Fate though, is something different. As I said, Homer only ever uses it in expressions like "He was fated to die". It's only ever considered in hindsight. I'm not aware of Plato's ever discussing fate. The problem with generalising the Greeks is that Homer wrote in, let's say 700BC, and Alexander of Aphrodisias in 200AD. So there's 900 years of thought separating the two. Not to mention Roman rule of the Greek world, Stoicism, and then Christianity. There was an argument about the extent to which Zeus bowed to fate. I don't know when. Questions can be asked of Homer, but we don't know whether he asked those questions or not.
Also of course the early philosophers were Ionians (as was Homer) and came under Persian rule, which would have influenced how they saw things.
Ideas of justice changed a lot too. Modern interpretation of Athenian tragedy is not fixed, though, in case Vernant gives the impression that it is - one possible generalisation is that the Oresteia and other things are about the problems caused by Homeric values being applied to modern (i.e. 5th century) society and the problems that would cause and how modern institutions do things differently, alleviating those problems. The plays that follow this general pattern may possibly have been selected for their political theme - it has been asked (re a Sophocles fragment, tongue-in-cheek), when someone turns into a hoopoe and attacks his sister with an axe, what does that say about Athenian democracy? And then we have the Romans again - when they exterminated the citizens of Corinth in 146BC, the debate about the nature of Justice will have taken yet another turn.
It is possible for modern people to misunderstand what ancients thought and what they didn't.
Zeno's paradox is an interesting one, but I have a suspicion I posted it before and someone doubted me and I couldn't bother to go through it.
Something else I'm looking at is gestation periods.

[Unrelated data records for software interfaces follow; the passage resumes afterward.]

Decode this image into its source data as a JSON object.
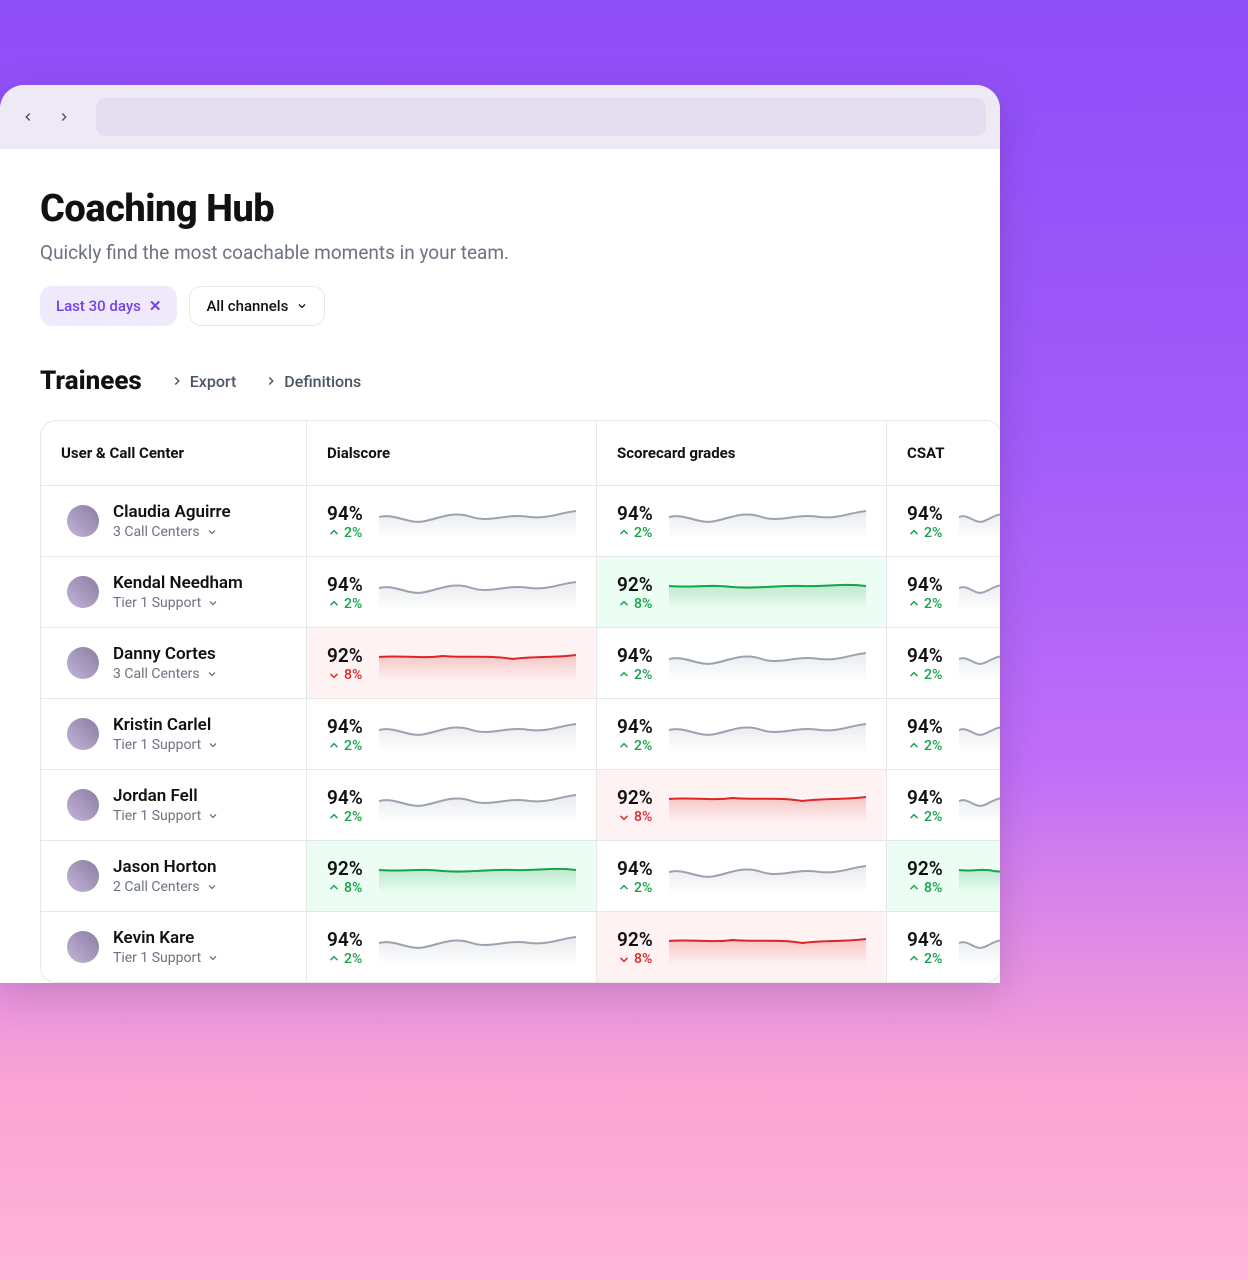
{
  "header": {
    "title": "Coaching Hub",
    "subtitle": "Quickly find the most coachable moments in your team."
  },
  "filters": {
    "date_range": "Last 30 days",
    "channel": "All channels"
  },
  "section": {
    "title": "Trainees",
    "export_label": "Export",
    "definitions_label": "Definitions"
  },
  "columns": {
    "user": "User & Call Center",
    "dialscore": "Dialscore",
    "scorecard": "Scorecard grades",
    "csat": "CSAT"
  },
  "rows": [
    {
      "name": "Claudia Aguirre",
      "center": "3 Call Centers",
      "dialscore": {
        "value": "94%",
        "delta": "2%",
        "dir": "up",
        "tone": "grey"
      },
      "scorecard": {
        "value": "94%",
        "delta": "2%",
        "dir": "up",
        "tone": "grey"
      },
      "csat": {
        "value": "94%",
        "delta": "2%",
        "dir": "up",
        "tone": "grey"
      }
    },
    {
      "name": "Kendal Needham",
      "center": "Tier 1 Support",
      "dialscore": {
        "value": "94%",
        "delta": "2%",
        "dir": "up",
        "tone": "grey"
      },
      "scorecard": {
        "value": "92%",
        "delta": "8%",
        "dir": "up",
        "tone": "green"
      },
      "csat": {
        "value": "94%",
        "delta": "2%",
        "dir": "up",
        "tone": "grey"
      }
    },
    {
      "name": "Danny Cortes",
      "center": "3 Call Centers",
      "dialscore": {
        "value": "92%",
        "delta": "8%",
        "dir": "down",
        "tone": "red"
      },
      "scorecard": {
        "value": "94%",
        "delta": "2%",
        "dir": "up",
        "tone": "grey"
      },
      "csat": {
        "value": "94%",
        "delta": "2%",
        "dir": "up",
        "tone": "grey"
      }
    },
    {
      "name": "Kristin Carlel",
      "center": "Tier 1 Support",
      "dialscore": {
        "value": "94%",
        "delta": "2%",
        "dir": "up",
        "tone": "grey"
      },
      "scorecard": {
        "value": "94%",
        "delta": "2%",
        "dir": "up",
        "tone": "grey"
      },
      "csat": {
        "value": "94%",
        "delta": "2%",
        "dir": "up",
        "tone": "grey"
      }
    },
    {
      "name": "Jordan Fell",
      "center": "Tier 1 Support",
      "dialscore": {
        "value": "94%",
        "delta": "2%",
        "dir": "up",
        "tone": "grey"
      },
      "scorecard": {
        "value": "92%",
        "delta": "8%",
        "dir": "down",
        "tone": "red"
      },
      "csat": {
        "value": "94%",
        "delta": "2%",
        "dir": "up",
        "tone": "grey"
      }
    },
    {
      "name": "Jason Horton",
      "center": "2 Call Centers",
      "dialscore": {
        "value": "92%",
        "delta": "8%",
        "dir": "up",
        "tone": "green"
      },
      "scorecard": {
        "value": "94%",
        "delta": "2%",
        "dir": "up",
        "tone": "grey"
      },
      "csat": {
        "value": "92%",
        "delta": "8%",
        "dir": "up",
        "tone": "green"
      }
    },
    {
      "name": "Kevin Kare",
      "center": "Tier 1 Support",
      "dialscore": {
        "value": "94%",
        "delta": "2%",
        "dir": "up",
        "tone": "grey"
      },
      "scorecard": {
        "value": "92%",
        "delta": "8%",
        "dir": "down",
        "tone": "red"
      },
      "csat": {
        "value": "94%",
        "delta": "2%",
        "dir": "up",
        "tone": "grey"
      }
    }
  ]
}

Knowledge of them coexisted with ideas that were completely mythological.
Even now you'll find mums websites where the myth is still held that 7-month births are safe for the baby; 8-month births are dangerous. Anyway, digression!
1975 Calatayud y Gisbert, Yamaha CG131S.